Learning history in a new way.
Ubisoft dropped the announcement of a brand new mode for Assassin’s Creed Origins today, and boy was it a big one. Titled “Discovery Tour,” this new mode is completely absent of any kind of combat, as well as the main story of Origins. The trade-off, however, is an educational mode where players can explore ancient Egypt at their own pace, interacting with dozens of tours curated by actual historians and Egyptologists. Assassin’s Creed Origins’ Creative Director, Jean Guesdon, describes the mode a little more on the Ubi Blog,
“Discovery Tour is another way to enjoy the beauty of the world we’ve recreated. It’s a more educative mode, so it’s clearly focused on education and on bringing to people actual facts, more academic knowledge.”
Assassin’s Creed has had a fascination with history from the beginning, but this takes it to an entirely new level. I’ve always been a history buff, probably thanks to the way I was raised, but the main draw of Assassin’s Creed for me is about running around ancient cities, and interacting with historical figures in fun ways. It’s great to see Ubisoft doubling down on the historical aspect of their series, and it really opens up a world of possibilities, especially in the ways video games can be used outside of just entertainment.
Learning about history was never an issue for me, I was riveted by lectures, books, and more. But for many, learning history is about the most boring thing you can do in school or otherwise. A historical mode in Assassin’s Creed provides a fun, engaging way to learn about an era. You can climb to the top of the Pyramids of Giza, and at the same time learn about how they were created and the purpose they serve. By inserting players into the world they’re learning about, giving them the option to approach and learn what they want, it makes everything that much more accessible.
If implemented correctly, Discovery Mode could be a tool that teachers use as supplemental material in classes. Imagine learning about Ancient Egypt in a high school or college setting, and in addition to lectures or chapters, part of your assignment is to play through Assassin’s Creed Origins and see the process of mummification. It’s unlikely that this feature could ever take the place of more traditional learning in classes, but it could definitely be a useful tool to help get students more invested in the material, especially if it’s from a video game series they enjoy and are familiar with.

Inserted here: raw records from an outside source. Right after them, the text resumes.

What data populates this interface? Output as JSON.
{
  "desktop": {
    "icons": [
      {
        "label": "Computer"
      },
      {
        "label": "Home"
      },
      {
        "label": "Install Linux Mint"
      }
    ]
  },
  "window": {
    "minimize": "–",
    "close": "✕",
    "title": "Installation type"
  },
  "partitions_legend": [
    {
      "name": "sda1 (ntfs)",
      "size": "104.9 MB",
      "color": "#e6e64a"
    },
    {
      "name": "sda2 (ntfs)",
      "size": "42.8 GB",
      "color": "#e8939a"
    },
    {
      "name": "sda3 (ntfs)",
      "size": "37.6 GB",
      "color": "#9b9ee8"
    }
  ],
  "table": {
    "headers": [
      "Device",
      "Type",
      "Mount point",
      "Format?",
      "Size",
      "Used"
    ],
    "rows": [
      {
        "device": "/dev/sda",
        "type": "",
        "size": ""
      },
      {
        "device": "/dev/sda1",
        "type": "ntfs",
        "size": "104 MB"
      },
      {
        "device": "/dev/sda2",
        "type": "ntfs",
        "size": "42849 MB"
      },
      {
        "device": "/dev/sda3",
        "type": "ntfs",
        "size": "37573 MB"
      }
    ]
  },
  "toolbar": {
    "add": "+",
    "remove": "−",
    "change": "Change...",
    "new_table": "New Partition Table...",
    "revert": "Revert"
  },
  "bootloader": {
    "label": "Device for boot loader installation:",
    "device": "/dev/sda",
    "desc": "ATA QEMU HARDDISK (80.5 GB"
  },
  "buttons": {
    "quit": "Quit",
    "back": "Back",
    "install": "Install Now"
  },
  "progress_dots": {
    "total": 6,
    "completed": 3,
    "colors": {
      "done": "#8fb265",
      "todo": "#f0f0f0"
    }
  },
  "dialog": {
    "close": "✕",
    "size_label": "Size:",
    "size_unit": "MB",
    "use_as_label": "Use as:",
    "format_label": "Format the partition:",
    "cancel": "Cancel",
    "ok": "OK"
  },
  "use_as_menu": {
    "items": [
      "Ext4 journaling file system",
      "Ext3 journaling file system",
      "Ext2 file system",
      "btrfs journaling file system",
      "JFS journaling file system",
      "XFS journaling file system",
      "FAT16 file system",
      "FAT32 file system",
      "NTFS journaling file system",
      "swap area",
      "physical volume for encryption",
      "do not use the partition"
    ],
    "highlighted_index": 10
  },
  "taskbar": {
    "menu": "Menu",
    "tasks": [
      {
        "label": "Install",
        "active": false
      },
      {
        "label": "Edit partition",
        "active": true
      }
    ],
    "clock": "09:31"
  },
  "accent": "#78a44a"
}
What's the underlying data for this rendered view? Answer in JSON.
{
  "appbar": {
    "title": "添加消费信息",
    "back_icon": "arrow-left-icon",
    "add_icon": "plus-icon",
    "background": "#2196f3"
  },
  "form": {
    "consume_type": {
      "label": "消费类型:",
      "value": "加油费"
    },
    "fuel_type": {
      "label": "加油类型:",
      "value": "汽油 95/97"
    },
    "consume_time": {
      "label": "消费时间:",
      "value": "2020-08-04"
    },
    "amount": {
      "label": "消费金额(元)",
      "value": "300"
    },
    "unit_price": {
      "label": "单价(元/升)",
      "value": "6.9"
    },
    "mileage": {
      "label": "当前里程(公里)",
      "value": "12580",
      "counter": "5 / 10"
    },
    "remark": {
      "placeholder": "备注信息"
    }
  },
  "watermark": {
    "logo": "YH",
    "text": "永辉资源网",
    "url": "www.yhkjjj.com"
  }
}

This could also help breathe new life into the Assassin’s Creed series, giving it a dual purpose with each release. At this point, it seems obvious that every Assassin’s Creed game we get from here on should have some kind of discovery or educational mode. This allows the series to cover a diverse set of topics with each release, providing incentive to hop between time periods both on a narrative focus for the series, and for educational purposes. Players who aren’t necessarily interested in the subject might just decide to try out the mode one day to see what it’s about, which could lead to a brand new fascination in the history of Ancient Egypt or the next time period the series tackles next.
Discovery Tour will have a guided path to teach you about topics like how people lived in Ancient Egypt, or the history of Cleopatra, but it’s important that the mode still retains that element of player freedom. This is at the core of what makes video games unique, the ability to control a character and insert yourself into an experience in some way. By retaining that element of player freedom, it suddenly becomes less of a lesson and something that you’re actively taking part in learning, providing a visual aid to everything.
Of course, previous Assassin’s Creed games have also been chock full of history, but it hasn’t always been in the most accessible of ways. The Animus Database was packed with paragraphs of text explaining various landmarks, people, events, and more. It’s always been clear that Ubisoft has done their historical research with each entry, painstakingly so at times. However, slogging through page after page of database entries can get tiresome, even for those interested in the topics at hand.
Discovery Mode’s success, however, comes down to implementation. If the mode is poorly implemented or inaccurate, all of these great ideas kind of fall by the wayside. The potential for the Discovery Mode, however, is massive, and truly shows the potential of video games to do something only they could do. Clearly, Ubisoft and Guesdon feel the same way, as he states,
“We spent years recreating Ancient Egypt, documenting ourselves, validating the content with historians, with consultants, and we feel that many more people than just the players can benefit from that.”
So what do you think of the Discovery Tour mode making its way to Origins? Do you think it could be a valuable tool and something interesting to jump into, or is it just going to fall by the wayside? Let us know down in the comments below.